Beverly A. Berneman
The New York Times Small Business Blog published an article about the fate of non-disclosure agreements (“NDA”) for emerging and seed companies (Why More Start-Ups Are Sharing Ideas Without Legal Protection, New York Times, July 2, 2014). The article makes it appear that initial stage companies shouldn’t bother with a written NDA. This is dangerous advice. Sharing ideas without some protection could put an entire business model at risk. The article has some good suggestions like (a) make sure you have something to protect and (b) know your audience. But the article also suggests filing a provisional patent. The problem is that not every great idea is patentable. The article also doesn’t cover a critical issue which is how a lack of confidentiality would destroy protection for your trade secret.
TAKE AWAY: Keep in mind that articles like this are giving general advice. The writer doesn’t know your business. If you’re shopping an idea around to potential investors, vendors and customers, you need to protect it. Always have an NDA on hand. If you get push back, then at least tell the other side that you have an expectation of confidentiality and confirm it in writing later. If you don’t have an NDA or they won’t agree to respect your expectation of confidentiality, then only disclose the high concept. Then tell them you can’t say more without an NDA. If you still get push-back, then you need to consider how valuable this relationship is going to be. Does the benefit of the potential business relationship outweigh the detriment of losing legal protection for your great idea?

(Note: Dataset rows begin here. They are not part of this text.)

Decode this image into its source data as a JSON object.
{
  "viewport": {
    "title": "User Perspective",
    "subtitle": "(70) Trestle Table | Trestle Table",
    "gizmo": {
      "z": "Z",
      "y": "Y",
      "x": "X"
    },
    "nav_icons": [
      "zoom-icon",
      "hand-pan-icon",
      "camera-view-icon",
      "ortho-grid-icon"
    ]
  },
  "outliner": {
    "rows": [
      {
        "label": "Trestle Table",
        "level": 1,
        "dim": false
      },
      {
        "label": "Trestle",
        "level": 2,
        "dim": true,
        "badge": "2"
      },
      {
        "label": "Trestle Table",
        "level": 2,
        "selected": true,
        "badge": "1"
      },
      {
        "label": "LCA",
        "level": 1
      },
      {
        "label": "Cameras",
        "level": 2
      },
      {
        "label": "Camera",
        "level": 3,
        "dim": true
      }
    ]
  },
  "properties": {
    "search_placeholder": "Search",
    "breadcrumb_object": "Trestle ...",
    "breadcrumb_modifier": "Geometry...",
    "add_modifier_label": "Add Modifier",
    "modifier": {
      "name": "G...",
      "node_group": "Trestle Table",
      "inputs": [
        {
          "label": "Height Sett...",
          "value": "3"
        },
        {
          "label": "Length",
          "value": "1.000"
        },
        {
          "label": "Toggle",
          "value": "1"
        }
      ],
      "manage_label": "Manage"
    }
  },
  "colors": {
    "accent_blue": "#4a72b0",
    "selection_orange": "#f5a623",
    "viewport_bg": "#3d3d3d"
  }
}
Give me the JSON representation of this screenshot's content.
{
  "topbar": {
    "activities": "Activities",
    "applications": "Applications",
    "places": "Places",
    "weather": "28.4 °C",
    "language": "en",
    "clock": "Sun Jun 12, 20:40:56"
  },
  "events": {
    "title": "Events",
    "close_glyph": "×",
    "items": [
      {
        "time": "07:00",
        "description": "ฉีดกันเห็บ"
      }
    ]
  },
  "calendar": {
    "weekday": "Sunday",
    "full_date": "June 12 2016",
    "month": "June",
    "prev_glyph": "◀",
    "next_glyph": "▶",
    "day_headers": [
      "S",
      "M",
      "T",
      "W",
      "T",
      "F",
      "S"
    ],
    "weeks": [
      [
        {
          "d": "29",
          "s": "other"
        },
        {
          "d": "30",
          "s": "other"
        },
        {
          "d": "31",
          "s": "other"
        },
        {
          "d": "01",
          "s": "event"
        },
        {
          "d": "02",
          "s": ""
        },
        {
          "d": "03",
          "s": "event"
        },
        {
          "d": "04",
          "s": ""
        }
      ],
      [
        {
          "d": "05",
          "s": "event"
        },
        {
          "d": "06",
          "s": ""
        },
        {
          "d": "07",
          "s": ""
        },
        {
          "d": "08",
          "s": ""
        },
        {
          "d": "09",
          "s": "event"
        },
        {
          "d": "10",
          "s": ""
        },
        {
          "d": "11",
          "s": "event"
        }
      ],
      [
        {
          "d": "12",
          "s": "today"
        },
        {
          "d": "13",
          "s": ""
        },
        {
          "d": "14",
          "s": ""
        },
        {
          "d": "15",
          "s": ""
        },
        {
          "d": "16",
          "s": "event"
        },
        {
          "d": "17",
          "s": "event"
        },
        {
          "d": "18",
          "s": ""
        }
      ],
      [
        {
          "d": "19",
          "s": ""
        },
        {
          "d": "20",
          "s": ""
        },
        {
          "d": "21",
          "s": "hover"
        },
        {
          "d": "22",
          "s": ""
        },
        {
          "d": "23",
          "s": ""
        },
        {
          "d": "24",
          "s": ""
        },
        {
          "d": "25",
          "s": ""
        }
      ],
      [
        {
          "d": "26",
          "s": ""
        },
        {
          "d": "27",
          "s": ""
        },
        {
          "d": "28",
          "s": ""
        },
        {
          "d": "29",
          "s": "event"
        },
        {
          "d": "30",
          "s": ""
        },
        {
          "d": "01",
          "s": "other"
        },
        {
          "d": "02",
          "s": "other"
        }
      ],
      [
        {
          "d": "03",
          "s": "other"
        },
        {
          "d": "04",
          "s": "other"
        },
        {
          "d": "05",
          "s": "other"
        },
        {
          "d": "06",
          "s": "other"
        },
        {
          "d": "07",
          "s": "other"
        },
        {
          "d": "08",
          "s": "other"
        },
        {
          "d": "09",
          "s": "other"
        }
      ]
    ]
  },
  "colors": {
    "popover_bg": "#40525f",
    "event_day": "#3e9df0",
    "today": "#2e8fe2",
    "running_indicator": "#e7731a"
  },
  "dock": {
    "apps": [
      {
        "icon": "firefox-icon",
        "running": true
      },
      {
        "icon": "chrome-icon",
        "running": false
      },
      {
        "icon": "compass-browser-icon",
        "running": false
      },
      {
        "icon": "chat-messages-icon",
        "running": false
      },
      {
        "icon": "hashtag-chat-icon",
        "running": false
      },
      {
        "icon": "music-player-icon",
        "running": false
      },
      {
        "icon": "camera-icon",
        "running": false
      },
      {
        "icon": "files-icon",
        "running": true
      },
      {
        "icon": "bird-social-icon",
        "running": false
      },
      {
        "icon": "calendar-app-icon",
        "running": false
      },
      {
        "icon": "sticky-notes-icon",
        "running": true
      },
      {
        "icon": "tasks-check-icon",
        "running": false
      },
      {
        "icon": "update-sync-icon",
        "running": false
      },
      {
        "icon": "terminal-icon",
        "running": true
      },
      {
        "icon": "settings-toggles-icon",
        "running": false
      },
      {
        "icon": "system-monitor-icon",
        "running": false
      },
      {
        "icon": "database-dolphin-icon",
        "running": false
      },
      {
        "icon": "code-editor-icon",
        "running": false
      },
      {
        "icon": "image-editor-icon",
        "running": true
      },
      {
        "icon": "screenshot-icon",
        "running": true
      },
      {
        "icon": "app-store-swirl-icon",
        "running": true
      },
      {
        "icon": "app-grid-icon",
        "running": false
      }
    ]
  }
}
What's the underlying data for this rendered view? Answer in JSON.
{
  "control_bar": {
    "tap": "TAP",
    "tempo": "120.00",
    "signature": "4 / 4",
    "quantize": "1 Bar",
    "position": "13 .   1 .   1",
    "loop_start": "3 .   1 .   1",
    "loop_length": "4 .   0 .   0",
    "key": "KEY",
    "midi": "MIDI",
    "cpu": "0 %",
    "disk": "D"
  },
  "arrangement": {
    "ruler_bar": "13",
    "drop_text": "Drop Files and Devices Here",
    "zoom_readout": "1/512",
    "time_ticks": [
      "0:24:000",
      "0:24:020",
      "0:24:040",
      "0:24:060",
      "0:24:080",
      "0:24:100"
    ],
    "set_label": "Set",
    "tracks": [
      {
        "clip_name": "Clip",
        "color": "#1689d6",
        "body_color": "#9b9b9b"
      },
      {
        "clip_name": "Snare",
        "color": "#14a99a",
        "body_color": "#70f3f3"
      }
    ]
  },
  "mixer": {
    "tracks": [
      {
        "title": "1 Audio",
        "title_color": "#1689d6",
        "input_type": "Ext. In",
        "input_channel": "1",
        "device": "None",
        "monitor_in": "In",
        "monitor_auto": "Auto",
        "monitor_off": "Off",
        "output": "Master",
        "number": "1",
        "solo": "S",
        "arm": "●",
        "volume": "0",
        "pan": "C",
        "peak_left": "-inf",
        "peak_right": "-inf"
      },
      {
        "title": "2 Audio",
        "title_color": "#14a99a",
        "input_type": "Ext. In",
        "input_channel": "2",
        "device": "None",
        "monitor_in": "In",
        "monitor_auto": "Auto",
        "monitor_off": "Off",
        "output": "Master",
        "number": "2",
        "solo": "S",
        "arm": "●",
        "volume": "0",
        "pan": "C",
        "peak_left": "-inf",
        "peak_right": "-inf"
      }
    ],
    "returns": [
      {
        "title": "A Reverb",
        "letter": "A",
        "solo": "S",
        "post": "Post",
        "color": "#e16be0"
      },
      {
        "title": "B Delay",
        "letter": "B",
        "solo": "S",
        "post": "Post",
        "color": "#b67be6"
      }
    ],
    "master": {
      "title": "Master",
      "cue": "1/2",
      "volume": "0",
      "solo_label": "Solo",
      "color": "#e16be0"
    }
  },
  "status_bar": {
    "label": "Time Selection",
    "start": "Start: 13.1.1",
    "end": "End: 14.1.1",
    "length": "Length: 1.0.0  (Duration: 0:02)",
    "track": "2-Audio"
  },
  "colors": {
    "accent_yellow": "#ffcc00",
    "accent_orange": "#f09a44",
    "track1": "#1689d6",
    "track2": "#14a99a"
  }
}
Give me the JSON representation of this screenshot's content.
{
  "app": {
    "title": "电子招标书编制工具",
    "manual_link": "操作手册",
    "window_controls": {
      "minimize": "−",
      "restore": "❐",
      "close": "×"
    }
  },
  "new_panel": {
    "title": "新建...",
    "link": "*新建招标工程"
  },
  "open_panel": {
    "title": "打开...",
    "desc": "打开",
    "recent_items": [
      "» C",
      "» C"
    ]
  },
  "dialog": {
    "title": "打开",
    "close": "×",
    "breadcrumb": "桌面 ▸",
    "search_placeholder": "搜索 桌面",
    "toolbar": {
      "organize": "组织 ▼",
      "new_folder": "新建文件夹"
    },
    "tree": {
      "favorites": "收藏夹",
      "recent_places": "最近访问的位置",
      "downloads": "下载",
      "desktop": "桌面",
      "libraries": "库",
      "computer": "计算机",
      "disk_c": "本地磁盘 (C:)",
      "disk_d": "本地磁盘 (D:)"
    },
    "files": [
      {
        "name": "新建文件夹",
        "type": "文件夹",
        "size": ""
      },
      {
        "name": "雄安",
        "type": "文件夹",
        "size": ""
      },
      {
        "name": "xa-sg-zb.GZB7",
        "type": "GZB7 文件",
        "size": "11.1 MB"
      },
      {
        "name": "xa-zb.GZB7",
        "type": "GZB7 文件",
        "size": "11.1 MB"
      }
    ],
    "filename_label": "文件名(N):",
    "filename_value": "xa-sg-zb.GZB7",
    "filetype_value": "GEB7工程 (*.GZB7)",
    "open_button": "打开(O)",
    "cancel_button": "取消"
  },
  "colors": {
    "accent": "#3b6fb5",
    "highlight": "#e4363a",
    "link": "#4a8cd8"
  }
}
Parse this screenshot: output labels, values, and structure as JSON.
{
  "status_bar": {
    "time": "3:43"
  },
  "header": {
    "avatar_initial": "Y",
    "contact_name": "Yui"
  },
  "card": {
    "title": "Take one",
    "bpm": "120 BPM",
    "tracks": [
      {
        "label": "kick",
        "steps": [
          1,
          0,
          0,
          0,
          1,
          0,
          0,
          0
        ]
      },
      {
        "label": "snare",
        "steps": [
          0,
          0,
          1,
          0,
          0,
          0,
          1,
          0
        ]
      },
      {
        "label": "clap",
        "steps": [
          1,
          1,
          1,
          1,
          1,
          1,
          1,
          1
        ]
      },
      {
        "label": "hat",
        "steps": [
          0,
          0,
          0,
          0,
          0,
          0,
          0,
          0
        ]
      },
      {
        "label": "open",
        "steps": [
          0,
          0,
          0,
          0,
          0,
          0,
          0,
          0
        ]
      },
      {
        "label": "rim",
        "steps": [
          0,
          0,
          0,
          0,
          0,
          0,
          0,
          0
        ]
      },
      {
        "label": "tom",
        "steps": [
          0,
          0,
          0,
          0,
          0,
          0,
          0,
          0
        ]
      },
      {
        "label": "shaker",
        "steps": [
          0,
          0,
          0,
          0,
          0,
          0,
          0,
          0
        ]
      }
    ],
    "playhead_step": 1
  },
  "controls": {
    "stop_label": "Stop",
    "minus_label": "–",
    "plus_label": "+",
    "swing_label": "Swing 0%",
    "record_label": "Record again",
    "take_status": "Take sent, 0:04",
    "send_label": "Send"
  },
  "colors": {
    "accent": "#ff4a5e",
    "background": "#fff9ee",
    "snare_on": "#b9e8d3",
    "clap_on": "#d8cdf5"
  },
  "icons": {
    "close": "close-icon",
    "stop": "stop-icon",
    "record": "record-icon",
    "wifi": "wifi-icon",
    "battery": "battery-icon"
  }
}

Beverly A. Berneman
Two Federal Appellate Courts are duking out whether putting your own spin on someone else’s copyrighted work is enough for a fair use defense. The Copyright Act gives us four factors to look at for fair use: (1) the purpose of the use; (2) the nature of the work; (3) how much of the work is used; and (4) the effect the use has on the market for the original work.
The Second Circuit Court of Appeals says that any transformative use of a copyrighted work is fair use (Cariou v. Prince). I've included a comparison of one of Cariou's original photos and Prince's changes to the photo. Do you think the second photo is fair use of the first?
The Seventh Circuit Court of Appeals thought the Second Circuit went too far in hinging everything on transformative use. In a more recent case, the Seventh Circuit says that fair use isn’t designed to ‘protect lazy appropriators’ (Kleintz v. Sconnie Nation LLC).
So you shouldn't let transformative use trump all of the other factors.
TAKE AWAY: Here’s a quick quiz:
- Can you use a photo you got from Google Images on your website?
- Can you quote someone else’s book?
- Can you use a movie clip you got from YouTube in your PowerPoint presentation?
- Can you copy your competitor’s catalogue but change the name of the company and the contact information?
Answers: (1) Probably not. Just because it’s on the Internet doesn’t mean it’s free. If you’re using it on your website, you’re making commercial use of someone else’s work without their permission; (2) Probably. It will depend on what you’re using it for and how much you’re using; (3) Maybe or maybe not. It will depend on what you’re using it for and how much you’re using; and (4) No.
As you can see, the answers aren’t always easy. If you’re serious about using someone else’s images, photos, content etc., it’s worth getting a right to use opinion.
Beverly A. Berneman
McDonalds Corporation won a victory before the Trademark Trial and Appeal Board (TTAB) against a food company named McSweet LLC. McSweet wanted to register its name for pickled vegetables. McSweet argued that the mark was a play on the company founder’s name, Leo McIntyre. The TTAB rejected the argument. It held the public is likely to associate “McSweet” with McDonald’s family of “Mc” marks. The TTAB also rejected McSweet’s argument that no one would be confused between fast food and pickles.
TAKE AWAY: Trademark law protects the consuming public from a likelihood of confusion about the source of products and services they buy, use or consume. This case is a good example of a likelihood of confusion. If you saw “McSweet” on a grocery shelf, you’d probably think that McDonald’s is selling the warm pickles they put on their burgers. This case also points out that a trademark protects not only the specific goods and services associated with the mark, but any overlapping goods or services. Food is food.